Lowery, 66, experienced two strokes, one in March and another in June. After the first, Lowery spent several weeks rehabilitating in Arkansas before recovering with his daughter in Maryland. Lowery’s office described the second stroke as more severe and said it led him and his family to decide to announce his retirement.

“It was the joy of his life traveling across Arkansas and building lasting relationships with constituents throughout the state,” Lowery’s family said in a statement. “Every moment of every day he lived his dream by serving others and fighting for Arkansans.”

The treasurer oversees the state’s investments and serves on several panels including the boards of trustees for the state employees and teacher retirement systems.

Alexa Henning, a spokeswoman for Sanders, said the governor was praying for Lowery and his family.
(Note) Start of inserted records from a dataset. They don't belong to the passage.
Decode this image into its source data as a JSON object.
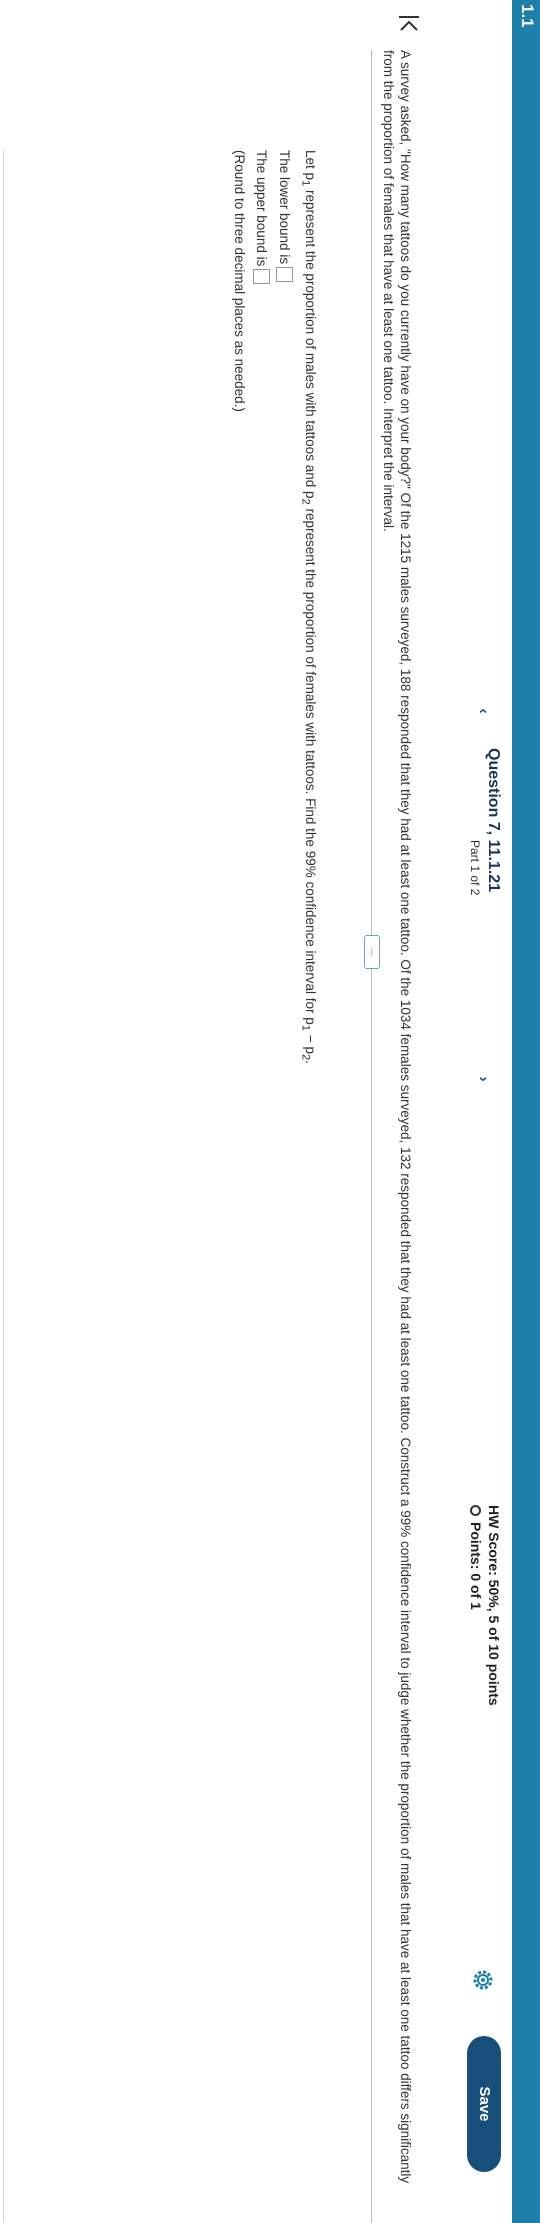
{
  "topbar": {
    "label": "1.1"
  },
  "header": {
    "prev_glyph": "‹",
    "next_glyph": "›",
    "question_title": "Question 7, 11.1.21",
    "part": "Part 1 of 2",
    "hw_score": "HW Score: 50%, 5 of 10 points",
    "points": "Points: 0 of 1",
    "save_label": "Save"
  },
  "problem_text": "A survey asked, \"How many tattoos do you currently have on your body?\" Of the 1215 males surveyed, 188 responded that they had at least one tattoo. Of the 1034 females surveyed, 132 responded that they had at least one tattoo. Construct a 99% confidence interval to judge whether the proportion of males that have at least one tattoo differs significantly from the proportion of females that have at least one tattoo. Interpret the interval.",
  "more_label": "...",
  "instructions": {
    "prefix": "Let p",
    "sub1": "1",
    "mid1": " represent the proportion of males with tattoos and p",
    "sub2": "2",
    "mid2": " represent the proportion of females with tattoos. Find the 99% confidence interval for p",
    "sub3": "1",
    "mid3": " − p",
    "sub4": "2",
    "suffix": "."
  },
  "answers": {
    "lower_label": "The lower bound is",
    "upper_label": "The upper bound is",
    "round_note": "(Round to three decimal places as needed.)"
  },
  "colors": {
    "topbar": "#1e7fa8",
    "save_button": "#174f7a",
    "title_text": "#1a3552"
  }
}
“She appreciates his decades-long service to the state and to Arkansans,” Henning said.

Before being elected treasurer in November, Lowery had served 10 years in the state House.

Lowery sponsored a 2017 law that reinstated the state’s requirement that voters show photo identification before being allowed to cast a ballot. A previous voter ID law had been struck down by the state Supreme Court, but justices in 2018 upheld Lowery’s revision.

Lowery also sponsored a 2021 law that removed the ability of people without identification to cast a ballot, even if they sign an affidavit affirming their identity.